First off, welcome to the forum - I think it's a very helpful bunch of people here, though of course we are a "bit" biased towards Avalon, which, unless you are extremely lucky or well-off, is not going to be a brand you consider as a beginner's guitar (unless you can pick up a bargain second-hand Silver Series).
For a beginner guitarist, I would say that second-hand is definitely the best way to go, especially if you have an experienced guitar-playing friend you can take along to check out and play any guitar. You will be able to get a lot more for your money. Guitars tend to lose about 30-40% of their value as soon as they leave the shop while depreciation on a second-hand guitar is often minimal. With acoustics, perhaps more so than with electrics, you really do get what you pay for and there can be quite a difference between a new budget Â£80 guitar and a rrp Â£200 box with a few dings in it which you might pick up for not much more. You may get some good advice in shops and they are great for trying out as many different brands and types as possible - and try the same models in different shops too - it is rare for two guitars of the same model to play identically: some will be better than others. That said, currently, there are good bargains to be had used as people are forced to sell to keep afloat - sad, I know, but it really is a buyer's market. But whether buying new or used, don't forget to haggle - even if buying new, expect to be able to get 5-15%, even 20%, off the advertised price and/or some accessories (strings, straps, picks etc) too.
You don't say what your budget is, nor the sort of stuff your hubby wants to play eg does he aim to be a strummer, a fingerpicker or a flatpicker, oer even a combination of each. All have a bearing on the best guitar to get to help him develop and keep him interested. And that's without adding in all the additional variables such as cutaways, scale length, player build, size of hands and any shoulder/back problems(!). Everyone is different though and there are few hard and fast rules as to what suits different people. Ideally he needs to play any instrument himself, but if you want to surprise him, this may not be an option, unless you are buying new and have a friendly local music shop who will let you buy on a 24 hour approval period.
As for makes, I'm not too hot on lower end guitars, having only switched to acoustic after 25 years of electric playing, so I was in a position to start higher up the quality chain.
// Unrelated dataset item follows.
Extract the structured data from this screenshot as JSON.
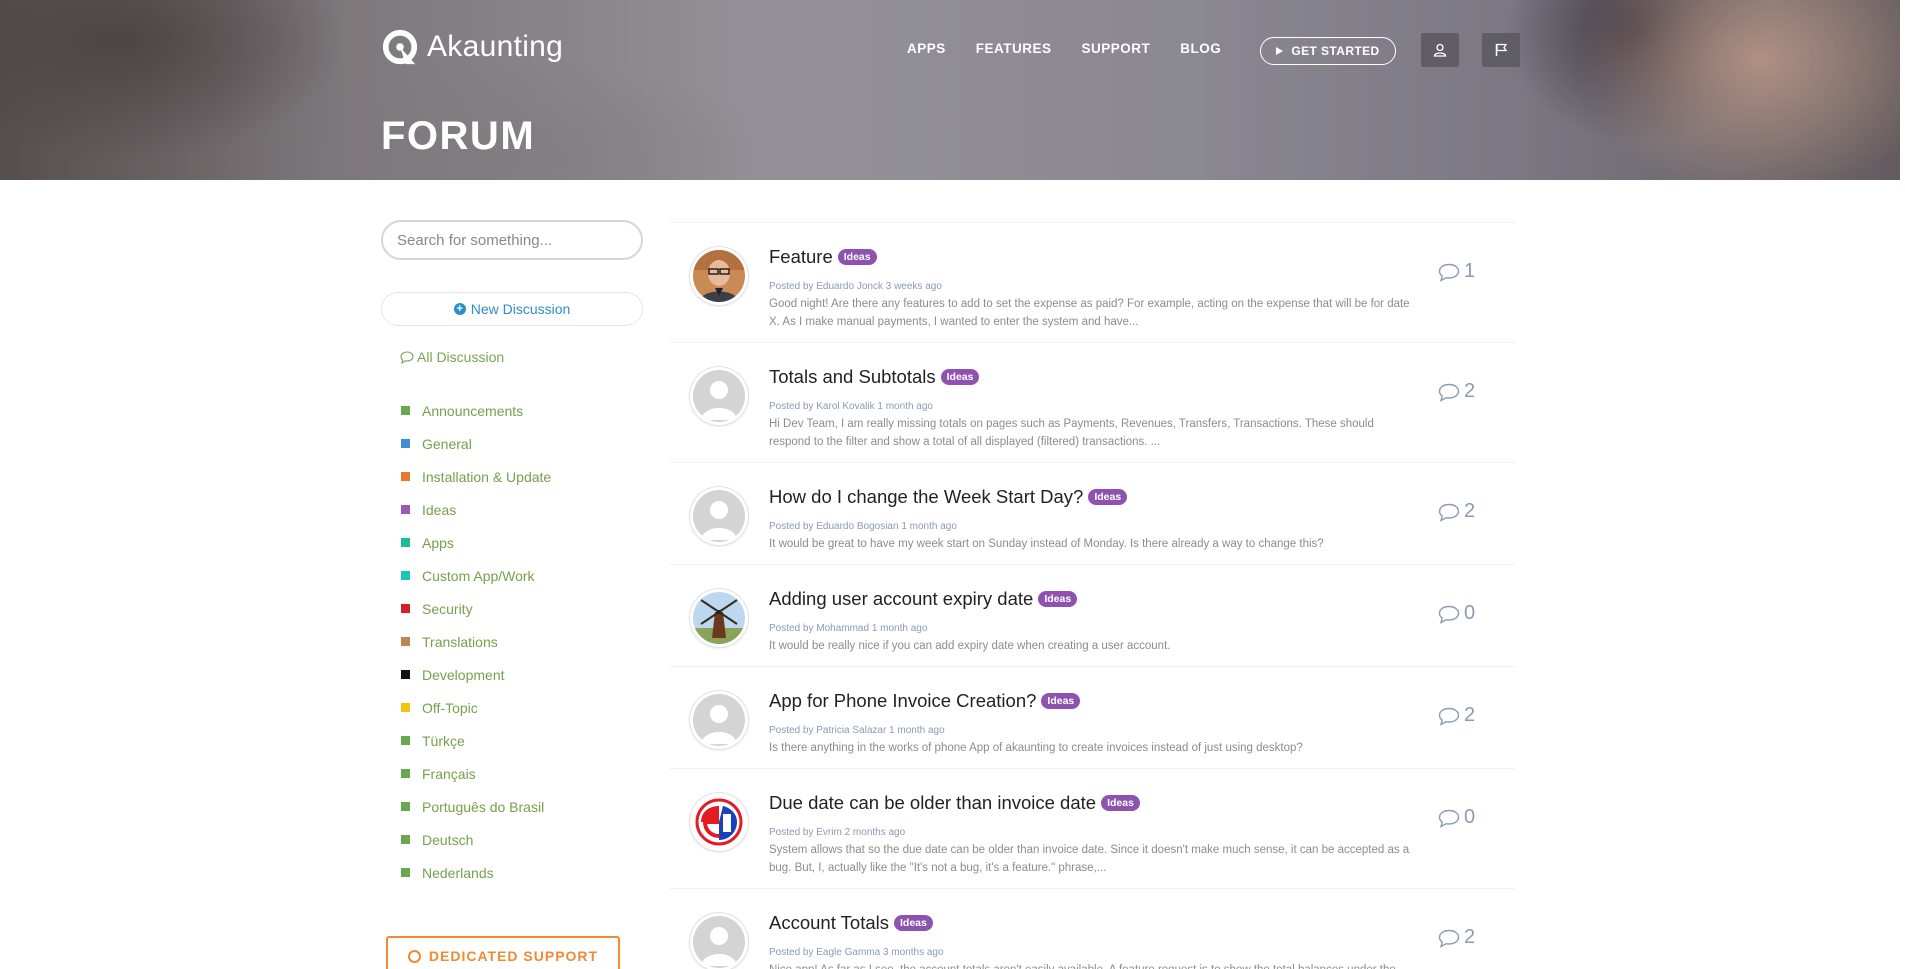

Starting at the bottom end, Yamaha are always worth a look at - I have never seen a duff review and I've owned two Yamaha electrics and played a few acoustics, all of which were very playable. Have heard generally good things about Tanglewoods and some mid-range Fenders too. If you want to go slightly higher, Epiphones are nice guitars, especially when you pay the extra to get one set up properly by a decent guitar tech if it hasn't been done already. Like I say, no idea of your budget, but Recording King, Blueridge, Freshman and Eastman are all comparatively new to the UK market and some of these boast solid woods throughout, rather than laminates, which will improve the tone no end. I've played some VERY nice Stonebridges too and as you go higher in their ranges they get even better. Still sub-Â£500 on the used market might bag you a used Martin 15 series and there are also some nice Guilds, Taylors and Takamines in this range, both new and used, but from my own experience, the neck profiles are a matter of personal taste, so get your husband to try some out. Youtube will be your friend too - just tap in the name of a guitar which interests you and you will usually find loads of examples and reviews, both professional and amateur.
I'm sure there will be others here who can chime in with some more info, but if I might end with one final bit of advice: get him into music shops playing as many as he can, even guitars beyond your price range, so you have an idea what he likes and he doesn't just buy the first guitar he tries. Good luck in your search - lovely to see someone's other half encouraging them, too.